======== DATA SUPPLIED
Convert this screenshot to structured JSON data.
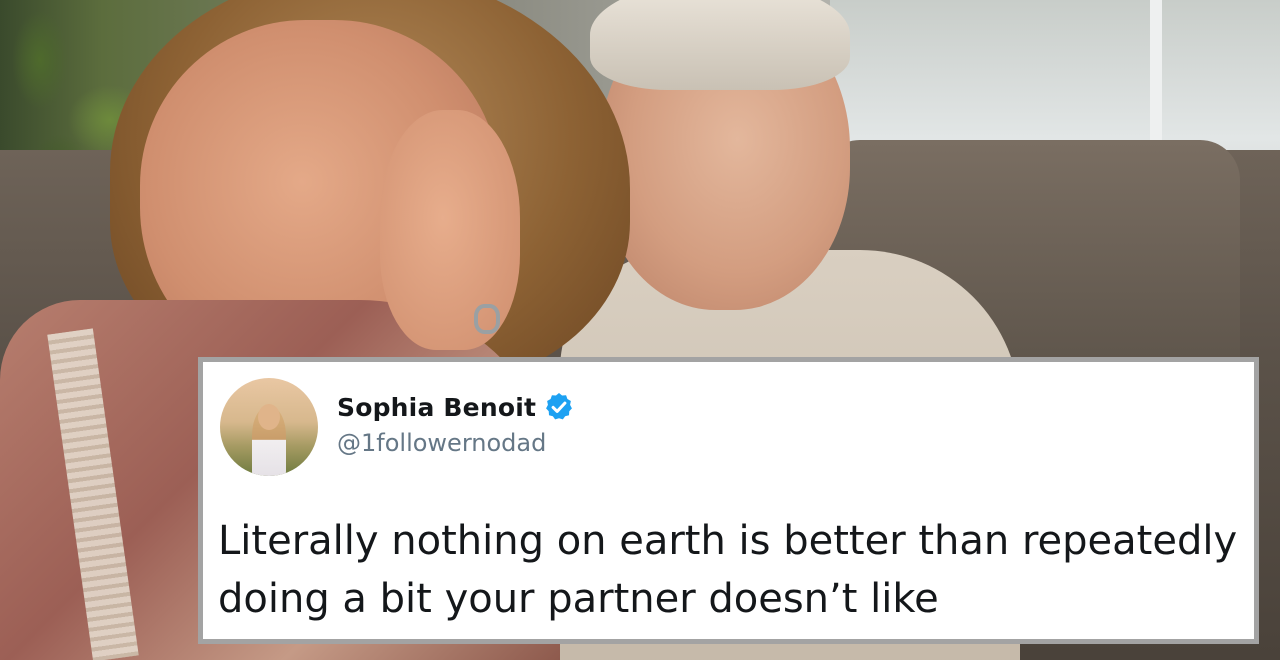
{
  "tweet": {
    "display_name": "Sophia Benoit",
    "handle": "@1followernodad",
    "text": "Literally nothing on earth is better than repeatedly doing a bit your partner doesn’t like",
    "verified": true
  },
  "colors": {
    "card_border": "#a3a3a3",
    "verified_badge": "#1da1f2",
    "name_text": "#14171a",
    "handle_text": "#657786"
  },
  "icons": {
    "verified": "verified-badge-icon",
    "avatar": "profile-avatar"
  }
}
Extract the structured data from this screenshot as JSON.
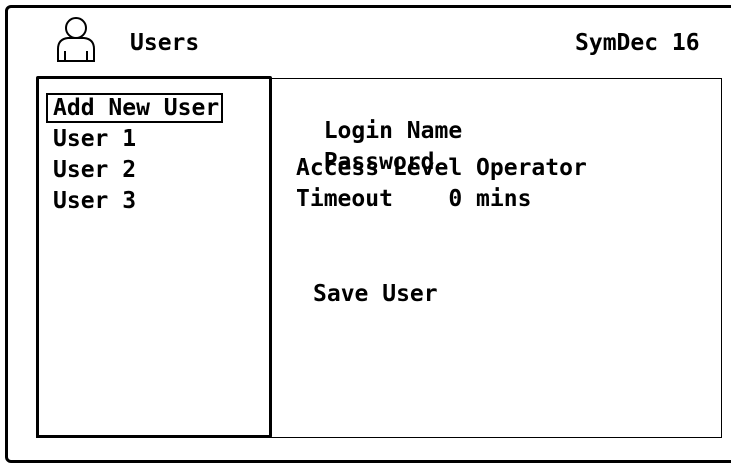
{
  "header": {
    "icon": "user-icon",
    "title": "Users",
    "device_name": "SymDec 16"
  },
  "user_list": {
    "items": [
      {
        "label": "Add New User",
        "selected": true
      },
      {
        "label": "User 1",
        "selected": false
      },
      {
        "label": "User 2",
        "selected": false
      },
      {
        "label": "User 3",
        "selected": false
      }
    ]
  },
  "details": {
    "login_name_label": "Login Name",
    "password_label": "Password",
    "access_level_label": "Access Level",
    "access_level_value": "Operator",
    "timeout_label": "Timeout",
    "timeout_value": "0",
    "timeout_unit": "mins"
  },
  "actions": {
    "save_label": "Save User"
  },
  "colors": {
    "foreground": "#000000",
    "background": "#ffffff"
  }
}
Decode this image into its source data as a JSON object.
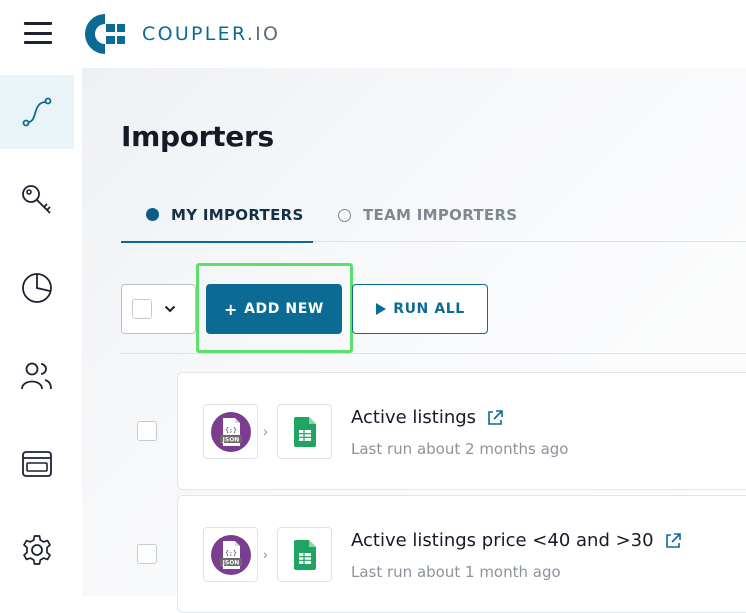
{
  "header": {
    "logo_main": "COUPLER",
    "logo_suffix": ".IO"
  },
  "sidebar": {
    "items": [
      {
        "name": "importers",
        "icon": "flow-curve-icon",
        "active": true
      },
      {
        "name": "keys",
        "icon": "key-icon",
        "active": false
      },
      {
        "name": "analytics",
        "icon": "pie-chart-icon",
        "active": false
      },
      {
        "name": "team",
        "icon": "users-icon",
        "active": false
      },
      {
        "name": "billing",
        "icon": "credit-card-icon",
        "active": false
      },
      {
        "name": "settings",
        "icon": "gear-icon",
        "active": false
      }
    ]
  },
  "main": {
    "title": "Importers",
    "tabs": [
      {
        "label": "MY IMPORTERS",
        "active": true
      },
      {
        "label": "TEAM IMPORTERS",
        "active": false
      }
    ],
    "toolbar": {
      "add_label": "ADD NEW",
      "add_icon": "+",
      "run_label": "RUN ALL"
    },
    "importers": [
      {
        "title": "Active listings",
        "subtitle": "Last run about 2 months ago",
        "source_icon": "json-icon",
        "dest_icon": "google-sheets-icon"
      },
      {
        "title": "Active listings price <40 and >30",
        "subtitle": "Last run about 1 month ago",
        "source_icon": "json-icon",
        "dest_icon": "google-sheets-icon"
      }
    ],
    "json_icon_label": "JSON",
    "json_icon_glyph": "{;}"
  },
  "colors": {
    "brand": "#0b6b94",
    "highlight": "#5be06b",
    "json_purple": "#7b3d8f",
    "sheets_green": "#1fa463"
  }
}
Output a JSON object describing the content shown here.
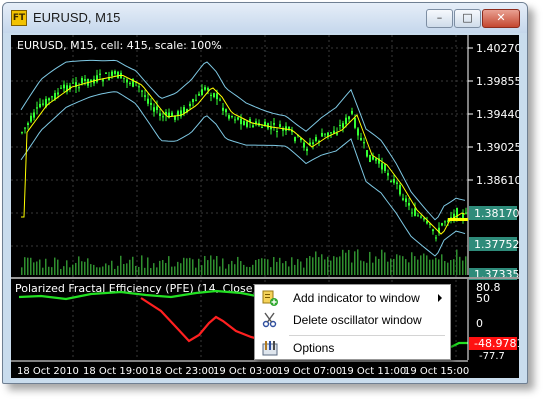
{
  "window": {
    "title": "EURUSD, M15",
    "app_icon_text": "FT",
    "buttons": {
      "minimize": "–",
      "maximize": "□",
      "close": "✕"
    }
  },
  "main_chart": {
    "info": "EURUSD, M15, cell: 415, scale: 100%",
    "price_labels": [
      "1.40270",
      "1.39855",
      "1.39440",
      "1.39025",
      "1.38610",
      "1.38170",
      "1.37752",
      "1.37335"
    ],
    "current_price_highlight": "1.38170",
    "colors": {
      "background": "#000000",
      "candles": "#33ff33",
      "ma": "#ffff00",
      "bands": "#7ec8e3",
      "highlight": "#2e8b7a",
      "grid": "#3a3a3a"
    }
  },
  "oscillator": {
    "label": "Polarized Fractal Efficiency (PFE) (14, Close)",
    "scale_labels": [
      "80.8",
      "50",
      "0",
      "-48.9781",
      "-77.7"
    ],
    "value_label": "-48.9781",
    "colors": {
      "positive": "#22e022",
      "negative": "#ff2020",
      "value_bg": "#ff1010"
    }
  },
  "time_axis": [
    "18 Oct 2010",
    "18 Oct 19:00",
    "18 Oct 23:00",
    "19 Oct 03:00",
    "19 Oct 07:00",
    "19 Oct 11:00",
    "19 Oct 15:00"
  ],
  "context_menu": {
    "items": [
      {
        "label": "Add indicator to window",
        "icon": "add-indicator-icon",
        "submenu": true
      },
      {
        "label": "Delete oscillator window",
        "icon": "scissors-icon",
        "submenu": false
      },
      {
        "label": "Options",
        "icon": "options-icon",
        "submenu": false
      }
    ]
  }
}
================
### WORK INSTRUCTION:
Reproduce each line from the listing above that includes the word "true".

### OUTPUT FOR THIS EXERCISE:
    "verified": true
        "selected": true
        "active": true
        "active": true
        "submenu": true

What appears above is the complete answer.